Being an English football fan in Tokyo is difficult. Take yesterday for example. That is yesterday for where you are as I write, but today, Sunday 5 am when I woke to listen on internet radio as Spurs flushed the toilet at Old Trafford.
I slipped off of the futon and sneaked into my office and switched on my computer and sat, alone in the dark, and listened to the gurgling down the pan. Like a true fan, I didn’t leave until the final whistle.
What did I learn? Absolutely nothing. Was I surprised? Well, no, Spurs fans have a dark cloud of dread at the heart of their being.
Just what can we say after we meet the utterly predictable outcome and feel deja-vu so strongly that we don’t know if it is day or night? 7 am Sunday or 10 pm Saturday, all we know for certain is that we are one win away from someone at Spurs or in the media stating that “Tottenham are back in the race for the top four!”
Then it all begins again.
We all know the answer. We all know the cure. This is not rocket science.
Pochetino is not backed but sacked. Mourinho was sacked 7 days before a Cup Final. Espírito Santo was appointed, not backed and sacked. Now Conte is stuck in the mire which is the club management history of Spurs over the last 20 years.
When a manager of Antonio’s standard is struggling to change the energy at Spurs it just says everything you need to know about how the fabric of our club has been stained with the brown stuff.
We have said it all before. Harry has been banging the drum since he left the womb! (rumour has it that the midwife dragged him out by his beard). Until ENIC sells the club this is our destiny and it will not change. Do we see any hope that the family will sell up, stash the cash and disappear from English football forever?
Actually, talking from the bottom of the pan, this Chelsea thing, the Roman Abramovitch censuring and the potential sale of the club, does not actually help us that much. Todd Boehly is in there trying to acquire the blues and he was a potential owner for us. Allegedly, he did approach Daniel about 6 years ago over the possibility of buying Spurs but got blanked. Blanked in such a way that he lost all interest in us.
The American with his Swiss consortium partner is not the only one in the Chelsea washroom. There are others. Top-flight English Premier League clubs do not come to market that often and remain an attractive purchase for the right people. Todd Boehly is precisely the right person, just as the Candy brothers are property speculators. Enough said.
Our interest is whether, once the fight is over, once Chelsea is sold, will there be an appetite to look at Spurs in order to satisfy the losers’ desires to own a club?
The other big question will be about the pricing of the Chelsea sale. There is some speculation about the sale price being forced low because of circumstances. Others point out that as the monies from the sale are supposedly going to help the people suffering in the Ukraine war, there is a brand interest in not forcing the price down too much.
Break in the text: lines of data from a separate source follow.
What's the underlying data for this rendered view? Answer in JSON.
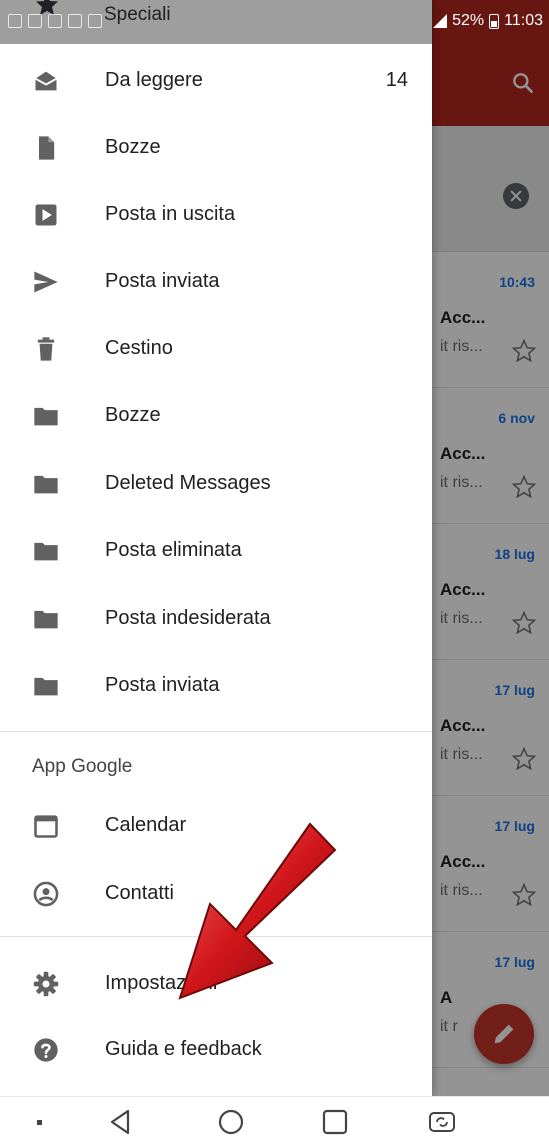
{
  "status_bar": {
    "battery": "52%",
    "time": "11:03"
  },
  "drawer": {
    "top_partial_label": "Speciali",
    "folders": [
      {
        "label": "Da leggere",
        "count": "14",
        "icon": "unread-icon"
      },
      {
        "label": "Bozze",
        "icon": "drafts-icon"
      },
      {
        "label": "Posta in uscita",
        "icon": "outbox-icon"
      },
      {
        "label": "Posta inviata",
        "icon": "send-icon"
      },
      {
        "label": "Cestino",
        "icon": "trash-icon"
      },
      {
        "label": "Bozze",
        "icon": "folder-icon"
      },
      {
        "label": "Deleted Messages",
        "icon": "folder-icon"
      },
      {
        "label": "Posta eliminata",
        "icon": "folder-icon"
      },
      {
        "label": "Posta indesiderata",
        "icon": "folder-icon"
      },
      {
        "label": "Posta inviata",
        "icon": "folder-icon"
      }
    ],
    "section_google": "App Google",
    "google_apps": [
      {
        "label": "Calendar",
        "icon": "calendar-icon"
      },
      {
        "label": "Contatti",
        "icon": "contacts-icon"
      }
    ],
    "settings": [
      {
        "label": "Impostazioni",
        "icon": "gear-icon"
      },
      {
        "label": "Guida e feedback",
        "icon": "help-icon"
      }
    ]
  },
  "inbox": {
    "emails": [
      {
        "date": "10:43",
        "sender": "Acc...",
        "snippet": "it ris..."
      },
      {
        "date": "6 nov",
        "sender": "Acc...",
        "snippet": "it ris..."
      },
      {
        "date": "18 lug",
        "sender": "Acc...",
        "snippet": "it ris..."
      },
      {
        "date": "17 lug",
        "sender": "Acc...",
        "snippet": "it ris..."
      },
      {
        "date": "17 lug",
        "sender": "Acc...",
        "snippet": "it ris..."
      },
      {
        "date": "17 lug",
        "sender": "A",
        "snippet": "it r"
      }
    ]
  },
  "colors": {
    "app_bar": "#b3261e",
    "fab": "#c4352c",
    "date_accent": "#1a73e8",
    "arrow": "#d0161b"
  }
}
All that we can say for certain is that as the government is involved in the sale, together with the Premier League, it will inevitably be a pig’s ear of a process.
Yet the price matters to us because it will matter to Uncle Joe and Danny. If Chelsea goes for £3 billion, then ENIC will be upping their valuation of Spurs. No, don’t talk economic theory here, put away your Financial Times thinking, the family will re-value Spurs based on any good deal for Chelsea.
The problem with a price hike will be that potential buyers who are of interest to us, the fans, will be put off making a bid. These potential owners, people of the calibre of Boehly are primarily after a football club rather than a media/property company portfolio. The possible new owners that will be interested will be those who can see the value of a media/property company portfolio in which a football club is submerged. In this scenario, we end up with another ENIC.
As the match at Old Trafford swirled its way into the sewer of ENIC history, it was not just our top four hopes that were flushed away. In proving that we are not serious title contenders, in demonstrating our lack of a killer touch when in sight of the prize, in anchoring ourselves into Europa Conference status, the attractiveness of our football club is diminished in comparison to our property and media value. Thus we find the compass of our market appeal shifting towards owners less interested in football.
What slipped down the pan at Old Trafford was much more than a football match. In our hearts, we all know it. We have been living this nightmare for countless seasons. We can’t stop it because those in control aren’t interested in anything other than the sale value. And when they do sell out, they will sell to the highest bidder, regardless of any other consideration. They will sell us out as certainly as they have been selling us out all along.
After a Ronaldo hat-trick this is what it feels like to be a Spurs fan in Tokyo. Maybe by the time you all wake up, I will have recovered my spirit. At least I don’t have a night of bad dreams in front of me.